Funnily enough I had virtually the opposite perspective to you. Having read Buster since 1980 I had a strong fondness for it, and it seemed inappropriate for the comparatively anarchic Oink characters to join the gang. Was this better than Oink fading away to just holidays specials and annuals and happy memories? Of course it was. Something had to happen to some of the characters I suppose, and there was only Whizzer & Chips as an alternative. (Within six months it perfunctorily picked up the cheque for Scouse Mouse, an abysmal comic. Yes, I really am a dyed-in-the-wool comic lover but there’re a few I haven’t any time for, looking over my shoulder twenty-plus years!) I agree that it was a shame that Poor old Willy basically turned into Walter from The Beano, the very type of character he originally parodied


Without wishing to insult your arithmetical powers, aren’t there THREE more Oink Specials for you to cover not two? Witness for the defence: I’ll be pig sick if given one is missed out…

Phil Boyce said...

Hi John, while I agree I do also see why Fleetway wouldn't have done so if the fear of WHSmith top-shelving it was indeed a factor, though we can't be sure. Although, it really was like three characters joining rather than the comics merging. Oink! was so much more of a complete package than three characters, no matter how great they were. Oink! was a completely different experience in everything from its regulars to the one-offs, spoofs, photo-strips, madverts, its random nature etc. in every single way and I think calling it Buster and Oink! wouldn't really have been that accurate in hindsight.

Stephen, I'm confused, I never said anywhere here there were only two specials to come. As I've mentioned elsewhere in the blog there are three to come after the last annual. In this post the only time I mentioned any of them was to say at this point in the run originally all we readers were aware of was the annual and that this would be followed by a summer special in 1988.

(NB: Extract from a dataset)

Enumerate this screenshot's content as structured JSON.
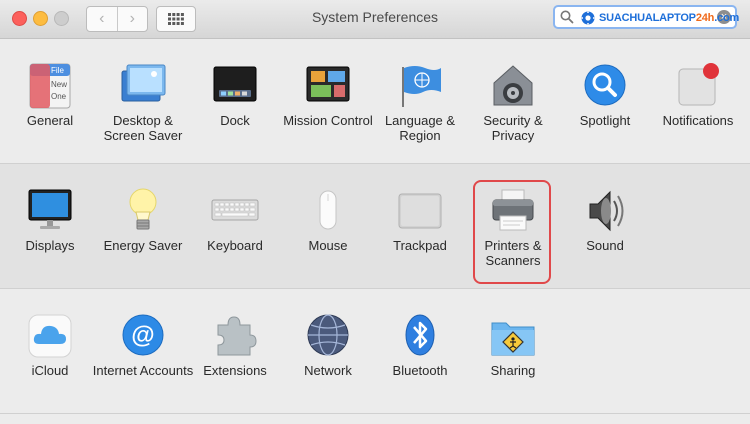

Sorry, my bad; had other things on my mind. Glad to see you’re on the case; saves me coming round to chuck a bucket of pigswill over you! Actually beyond the fact that for most of IPC’s long-lost comics (Shiver & Shake, Cor, etc.) yearly revivals in holiday special format was now well in the past, it was somehow appropriate that Oink breathed its last in this formal in 1990. I tend to think of Oink ripping down convention like The Young Ones (Vyvyan tearing up a Good Life intro, etc.) The comics industry had changed so it was doubtful that this format would have been sustainable for Oink for long, but to me it was too alive and vital to have been given the treatment that the above-named titles took for granted for so long. Viva Oink!

Phil Boyce said...

When writing up Wildcat, which started off the back of the free preview issue given away at the time of the last Oink!, I note it also had a holiday and winter special in the same way as Oink! did during 1989 even though it was cancelled early that year. The winter special was even of the same ilk, with the glossy thick cover, shiny interior paper and price tag to match.